= Recorded information =
# # #
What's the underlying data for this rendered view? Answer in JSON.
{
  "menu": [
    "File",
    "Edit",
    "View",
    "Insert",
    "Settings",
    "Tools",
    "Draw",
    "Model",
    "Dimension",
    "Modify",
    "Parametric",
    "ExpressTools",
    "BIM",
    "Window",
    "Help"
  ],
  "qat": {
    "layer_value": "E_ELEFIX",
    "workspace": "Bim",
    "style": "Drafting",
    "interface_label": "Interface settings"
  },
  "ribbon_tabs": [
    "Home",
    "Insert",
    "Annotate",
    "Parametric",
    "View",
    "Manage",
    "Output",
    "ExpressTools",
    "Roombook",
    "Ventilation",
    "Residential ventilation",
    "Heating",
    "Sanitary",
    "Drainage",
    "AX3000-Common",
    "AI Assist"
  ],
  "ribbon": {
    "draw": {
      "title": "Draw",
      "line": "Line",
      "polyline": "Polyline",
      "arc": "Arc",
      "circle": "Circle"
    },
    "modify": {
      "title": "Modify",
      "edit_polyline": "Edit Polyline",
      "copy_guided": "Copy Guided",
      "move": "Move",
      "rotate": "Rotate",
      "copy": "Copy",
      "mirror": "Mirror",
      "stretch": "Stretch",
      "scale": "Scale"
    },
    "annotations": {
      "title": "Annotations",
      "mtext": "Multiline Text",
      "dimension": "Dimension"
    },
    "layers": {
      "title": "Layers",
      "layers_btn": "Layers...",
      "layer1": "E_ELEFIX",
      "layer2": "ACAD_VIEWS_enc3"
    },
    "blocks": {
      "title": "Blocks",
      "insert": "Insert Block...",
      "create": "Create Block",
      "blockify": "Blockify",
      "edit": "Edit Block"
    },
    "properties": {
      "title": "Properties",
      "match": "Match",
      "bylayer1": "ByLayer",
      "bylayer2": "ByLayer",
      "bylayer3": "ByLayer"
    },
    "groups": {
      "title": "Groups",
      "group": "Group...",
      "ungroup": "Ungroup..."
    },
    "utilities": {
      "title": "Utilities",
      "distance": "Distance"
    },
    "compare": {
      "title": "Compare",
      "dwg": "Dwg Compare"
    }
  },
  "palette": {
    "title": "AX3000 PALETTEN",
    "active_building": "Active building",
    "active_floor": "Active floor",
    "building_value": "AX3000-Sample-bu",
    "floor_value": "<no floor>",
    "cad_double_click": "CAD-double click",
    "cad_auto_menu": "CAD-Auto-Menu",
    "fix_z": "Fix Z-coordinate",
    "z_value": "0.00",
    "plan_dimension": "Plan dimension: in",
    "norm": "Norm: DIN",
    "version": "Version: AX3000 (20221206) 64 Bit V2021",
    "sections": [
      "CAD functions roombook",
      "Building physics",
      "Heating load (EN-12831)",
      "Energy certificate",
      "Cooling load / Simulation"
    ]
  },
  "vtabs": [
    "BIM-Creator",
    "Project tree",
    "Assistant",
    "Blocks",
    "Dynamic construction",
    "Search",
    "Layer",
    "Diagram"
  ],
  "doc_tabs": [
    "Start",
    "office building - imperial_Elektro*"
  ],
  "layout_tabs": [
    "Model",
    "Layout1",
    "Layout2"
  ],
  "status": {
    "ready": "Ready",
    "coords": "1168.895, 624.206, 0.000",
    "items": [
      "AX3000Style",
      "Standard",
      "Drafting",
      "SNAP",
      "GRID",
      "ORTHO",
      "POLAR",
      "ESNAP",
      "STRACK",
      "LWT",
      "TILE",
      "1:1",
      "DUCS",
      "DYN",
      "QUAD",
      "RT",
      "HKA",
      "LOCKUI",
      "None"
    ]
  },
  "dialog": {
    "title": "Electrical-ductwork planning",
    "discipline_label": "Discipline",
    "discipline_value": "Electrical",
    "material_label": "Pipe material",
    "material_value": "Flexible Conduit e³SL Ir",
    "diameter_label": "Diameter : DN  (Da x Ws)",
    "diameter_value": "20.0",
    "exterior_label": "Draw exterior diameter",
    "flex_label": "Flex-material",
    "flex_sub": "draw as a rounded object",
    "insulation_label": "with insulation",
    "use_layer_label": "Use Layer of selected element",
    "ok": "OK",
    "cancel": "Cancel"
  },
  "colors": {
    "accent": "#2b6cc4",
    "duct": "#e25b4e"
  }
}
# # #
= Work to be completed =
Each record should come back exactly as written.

= Solution to the problem =
What's the underlying data for this rendered view? Answer in JSON.
{
  "menu": [
    "File",
    "Edit",
    "View",
    "Insert",
    "Settings",
    "Tools",
    "Draw",
    "Model",
    "Dimension",
    "Modify",
    "Parametric",
    "ExpressTools",
    "BIM",
    "Window",
    "Help"
  ],
  "qat": {
    "layer_value": "E_ELEFIX",
    "workspace": "Bim",
    "style": "Drafting",
    "interface_label": "Interface settings"
  },
  "ribbon_tabs": [
    "Home",
    "Insert",
    "Annotate",
    "Parametric",
    "View",
    "Manage",
    "Output",
    "ExpressTools",
    "Roombook",
    "Ventilation",
    "Residential ventilation",
    "Heating",
    "Sanitary",
    "Drainage",
    "AX3000-Common",
    "AI Assist"
  ],
  "ribbon": {
    "draw": {
      "title": "Draw",
      "line": "Line",
      "polyline": "Polyline",
      "arc": "Arc",
      "circle": "Circle"
    },
    "modify": {
      "title": "Modify",
      "edit_polyline": "Edit Polyline",
      "copy_guided": "Copy Guided",
      "move": "Move",
      "rotate": "Rotate",
      "copy": "Copy",
      "mirror": "Mirror",
      "stretch": "Stretch",
      "scale": "Scale"
    },
    "annotations": {
      "title": "Annotations",
      "mtext": "Multiline Text",
      "dimension": "Dimension"
    },
    "layers": {
      "title": "Layers",
      "layers_btn": "Layers...",
      "layer1": "E_ELEFIX",
      "layer2": "ACAD_VIEWS_enc3"
    },
    "blocks": {
      "title": "Blocks",
      "insert": "Insert Block...",
      "create": "Create Block",
      "blockify": "Blockify",
      "edit": "Edit Block"
    },
    "properties": {
      "title": "Properties",
      "match": "Match",
      "bylayer1": "ByLayer",
      "bylayer2": "ByLayer",
      "bylayer3": "ByLayer"
    },
    "groups": {
      "title": "Groups",
      "group": "Group...",
      "ungroup": "Ungroup..."
    },
    "utilities": {
      "title": "Utilities",
      "distance": "Distance"
    },
    "compare": {
      "title": "Compare",
      "dwg": "Dwg Compare"
    }
  },
  "palette": {
    "title": "AX3000 PALETTEN",
    "active_building": "Active building",
    "active_floor": "Active floor",
    "building_value": "AX3000-Sample-bu",
    "floor_value": "<no floor>",
    "cad_double_click": "CAD-double click",
    "cad_auto_menu": "CAD-Auto-Menu",
    "fix_z": "Fix Z-coordinate",
    "z_value": "0.00",
    "plan_dimension": "Plan dimension: in",
    "norm": "Norm: DIN",
    "version": "Version: AX3000 (20221206) 64 Bit V2021",
    "sections": [
      "CAD functions roombook",
      "Building physics",
      "Heating load (EN-12831)",
      "Energy certificate",
      "Cooling load / Simulation"
    ]
  },
  "vtabs": [
    "BIM-Creator",
    "Project tree",
    "Assistant",
    "Blocks",
    "Dynamic construction",
    "Search",
    "Layer",
    "Diagram"
  ],
  "doc_tabs": [
    "Start",
    "office building - imperial_Elektro*"
  ],
  "layout_tabs": [
    "Model",
    "Layout1",
    "Layout2"
  ],
  "status": {
    "ready": "Ready",
    "coords": "1168.895, 624.206, 0.000",
    "items": [
      "AX3000Style",
      "Standard",
      "Drafting",
      "SNAP",
      "GRID",
      "ORTHO",
      "POLAR",
      "ESNAP",
      "STRACK",
      "LWT",
      "TILE",
      "1:1",
      "DUCS",
      "DYN",
      "QUAD",
      "RT",
      "HKA",
      "LOCKUI",
      "None"
    ]
  },
  "dialog": {
    "title": "Electrical-ductwork planning",
    "discipline_label": "Discipline",
    "discipline_value": "Electrical",
    "material_label": "Pipe material",
    "material_value": "Flexible Conduit e³SL Ir",
    "diameter_label": "Diameter : DN  (Da x Ws)",
    "diameter_value": "20.0",
    "exterior_label": "Draw exterior diameter",
    "flex_label": "Flex-material",
    "flex_sub": "draw as a rounded object",
    "insulation_label": "with insulation",
    "use_layer_label": "Use Layer of selected element",
    "ok": "OK",
    "cancel": "Cancel"
  },
  "colors": {
    "accent": "#2b6cc4",
    "duct": "#e25b4e"
  }
}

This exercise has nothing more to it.